Reproduce verbatim all of the data given below, but do not carry over the images.

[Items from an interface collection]

#####

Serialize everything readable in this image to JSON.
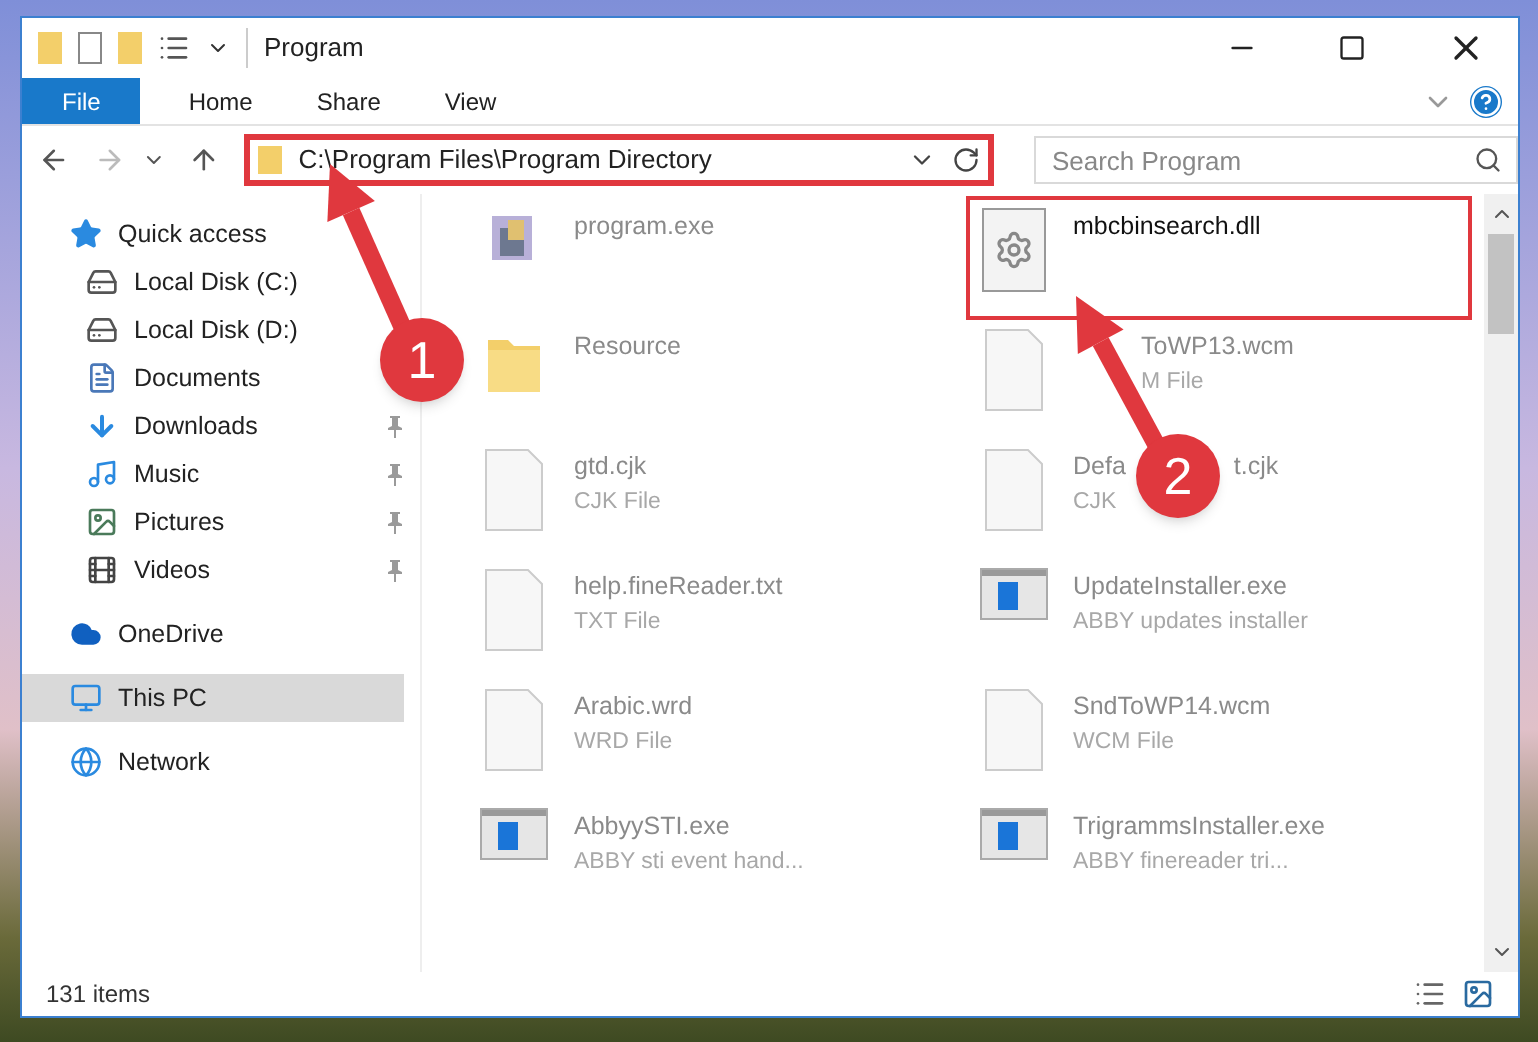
{
  "window": {
    "title": "Program"
  },
  "ribbon_tabs": [
    {
      "label": "File",
      "selected": true
    },
    {
      "label": "Home",
      "selected": false
    },
    {
      "label": "Share",
      "selected": false
    },
    {
      "label": "View",
      "selected": false
    }
  ],
  "address": {
    "value": "C:\\Program Files\\Program Directory",
    "highlighted": true
  },
  "search": {
    "placeholder": "Search Program"
  },
  "sidebar": {
    "items": [
      {
        "label": "Quick access",
        "kind": "star",
        "selected": false,
        "children": [
          {
            "label": "Local Disk (C:)",
            "kind": "disk",
            "pinned": false,
            "selected": false
          },
          {
            "label": "Local Disk (D:)",
            "kind": "disk",
            "pinned": false,
            "selected": false
          },
          {
            "label": "Documents",
            "kind": "doc",
            "pinned": false,
            "selected": false
          },
          {
            "label": "Downloads",
            "kind": "download",
            "pinned": true,
            "selected": false
          },
          {
            "label": "Music",
            "kind": "music",
            "pinned": true,
            "selected": false
          },
          {
            "label": "Pictures",
            "kind": "pictures",
            "pinned": true,
            "selected": false
          },
          {
            "label": "Videos",
            "kind": "videos",
            "pinned": true,
            "selected": false
          }
        ]
      },
      {
        "label": "OneDrive",
        "kind": "cloud",
        "selected": false
      },
      {
        "label": "This PC",
        "kind": "pc",
        "selected": true
      },
      {
        "label": "Network",
        "kind": "network",
        "selected": false
      }
    ]
  },
  "files": [
    {
      "name": "program.exe",
      "kind": "app",
      "highlighted": false
    },
    {
      "name": "mbcbinsearch.dll",
      "kind": "dll",
      "highlighted": true
    },
    {
      "name": "Resource",
      "kind": "folder",
      "highlighted": false
    },
    {
      "name": "ToWP13.wcm",
      "type": "M File",
      "kind": "file",
      "highlighted": false,
      "partly_covered": true
    },
    {
      "name": "gtd.cjk",
      "type": "CJK File",
      "kind": "file",
      "highlighted": false
    },
    {
      "name": "Defa",
      "name_tail": "t.cjk",
      "type": "CJK",
      "kind": "file",
      "highlighted": false
    },
    {
      "name": "help.fineReader.txt",
      "type": "TXT File",
      "kind": "file",
      "highlighted": false
    },
    {
      "name": "UpdateInstaller.exe",
      "type": "ABBY updates installer",
      "kind": "installer",
      "highlighted": false
    },
    {
      "name": "Arabic.wrd",
      "type": "WRD File",
      "kind": "file",
      "highlighted": false
    },
    {
      "name": "SndToWP14.wcm",
      "type": "WCM File",
      "kind": "file",
      "highlighted": false
    },
    {
      "name": "AbbyySTI.exe",
      "type": "ABBY sti event hand...",
      "kind": "installer",
      "highlighted": false
    },
    {
      "name": "TrigrammsInstaller.exe",
      "type": "ABBY finereader tri...",
      "kind": "installer",
      "highlighted": false
    }
  ],
  "status_bar": {
    "count": "131 items"
  },
  "callouts": [
    {
      "number": "1"
    },
    {
      "number": "2"
    }
  ]
}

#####

*WRITTEN ANSWER*
Serialize everything readable in this image to JSON.
{
  "window": {
    "title": "Program"
  },
  "ribbon_tabs": [
    {
      "label": "File",
      "selected": true
    },
    {
      "label": "Home",
      "selected": false
    },
    {
      "label": "Share",
      "selected": false
    },
    {
      "label": "View",
      "selected": false
    }
  ],
  "address": {
    "value": "C:\\Program Files\\Program Directory",
    "highlighted": true
  },
  "search": {
    "placeholder": "Search Program"
  },
  "sidebar": {
    "items": [
      {
        "label": "Quick access",
        "kind": "star",
        "selected": false,
        "children": [
          {
            "label": "Local Disk (C:)",
            "kind": "disk",
            "pinned": false,
            "selected": false
          },
          {
            "label": "Local Disk (D:)",
            "kind": "disk",
            "pinned": false,
            "selected": false
          },
          {
            "label": "Documents",
            "kind": "doc",
            "pinned": false,
            "selected": false
          },
          {
            "label": "Downloads",
            "kind": "download",
            "pinned": true,
            "selected": false
          },
          {
            "label": "Music",
            "kind": "music",
            "pinned": true,
            "selected": false
          },
          {
            "label": "Pictures",
            "kind": "pictures",
            "pinned": true,
            "selected": false
          },
          {
            "label": "Videos",
            "kind": "videos",
            "pinned": true,
            "selected": false
          }
        ]
      },
      {
        "label": "OneDrive",
        "kind": "cloud",
        "selected": false
      },
      {
        "label": "This PC",
        "kind": "pc",
        "selected": true
      },
      {
        "label": "Network",
        "kind": "network",
        "selected": false
      }
    ]
  },
  "files": [
    {
      "name": "program.exe",
      "kind": "app",
      "highlighted": false
    },
    {
      "name": "mbcbinsearch.dll",
      "kind": "dll",
      "highlighted": true
    },
    {
      "name": "Resource",
      "kind": "folder",
      "highlighted": false
    },
    {
      "name": "ToWP13.wcm",
      "type": "M File",
      "kind": "file",
      "highlighted": false,
      "partly_covered": true
    },
    {
      "name": "gtd.cjk",
      "type": "CJK File",
      "kind": "file",
      "highlighted": false
    },
    {
      "name": "Defa",
      "name_tail": "t.cjk",
      "type": "CJK",
      "kind": "file",
      "highlighted": false
    },
    {
      "name": "help.fineReader.txt",
      "type": "TXT File",
      "kind": "file",
      "highlighted": false
    },
    {
      "name": "UpdateInstaller.exe",
      "type": "ABBY updates installer",
      "kind": "installer",
      "highlighted": false
    },
    {
      "name": "Arabic.wrd",
      "type": "WRD File",
      "kind": "file",
      "highlighted": false
    },
    {
      "name": "SndToWP14.wcm",
      "type": "WCM File",
      "kind": "file",
      "highlighted": false
    },
    {
      "name": "AbbyySTI.exe",
      "type": "ABBY sti event hand...",
      "kind": "installer",
      "highlighted": false
    },
    {
      "name": "TrigrammsInstaller.exe",
      "type": "ABBY finereader tri...",
      "kind": "installer",
      "highlighted": false
    }
  ],
  "status_bar": {
    "count": "131 items"
  },
  "callouts": [
    {
      "number": "1"
    },
    {
      "number": "2"
    }
  ]
}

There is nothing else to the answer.